Instead of being separate issues, the government should have taken this once in a lifetime opportunity of formulating a coherent transport policy with the Minister for the Environment taking the lead. This is the policy advocated by the National Strategy for Sustainable Development, which though approved by Cabinet after extensive consultation with stakeholders over a long time frame, seems to have been placed in hibernation.

The Sustainable Development Strategy for the Maltese Islands in fact considers it necessary to promote a sustainable transport system and calls for the formulation of an “integrated transport strategy”. Transport policy, the strategy says, has an important role in nurturing sustainable communities.

As indicated in the document issued by the Ministry of Transport some weeks ago, it is envisaged to overhaul public transport such that an integrated network is created making more of Malta accessible. When this is achieved one of the contributors to social exclusion would have been tackled.

The reform of public transport is crucial in the implementation of a transport policy because if reasonable accessibility were guaranteed, as it should be, through an efficient and punctual public transport, more custom would be attracted thereby reducing the number of cars on our roads. In such circumstances most of us would consider seriously making use of public transport more often.

In the short term this would have the effect of reducing the number of cars temporarily our roads. In the long term it could reduce the purchase of cars.

The most important effect on our families would be substantial improvements in the quality of the air we breathe coupled with fewer expenses.

In these circumstances car registration tax assumes the function of an environmental tax. In fact, the few details known so far indicate that emissions and car size would be the criteria on the basis of which the quantum of car registration tax payable would be determined. The splitting of the tax due into two, part due on registration and the rest payable throughout the car’s lifetime is also reasonable and an effective manner in which to apply the polluter pays principle. This would assist in the determination of impacts that vary throughout the lifetime of a car. Varying emissions could be determined through the VRT test, which should henceforth be used as a tool for determining the environmental impacts of cars currently on the road.
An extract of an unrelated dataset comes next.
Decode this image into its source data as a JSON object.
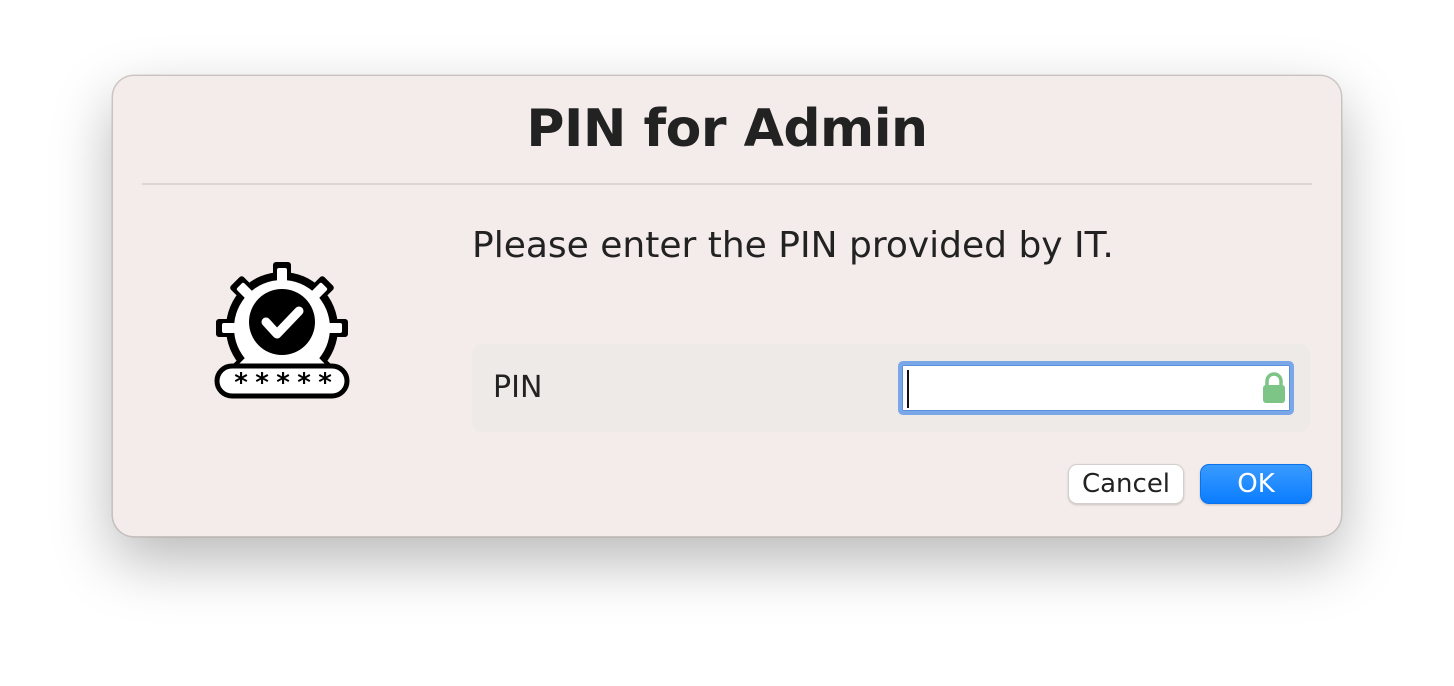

This is a long-term view of transport. It will undoubtedly not be to everybody’s liking. Car dealers, panel beaters, car mechanics would not be amused if fewer cars were our roads as it would reduce their work. Fewer cars on the road would also reduce government’s income because fewer taxes would be collected. But on the plus side it would be a bonus to our health.

Large communities living in those areas, which, year in year out are identified as having low air quality, would heave a sigh of relief. Those who over the years have developed respiratory diseases, most notably asthma, would welcome any improvements as these would be a boost to their quality of life.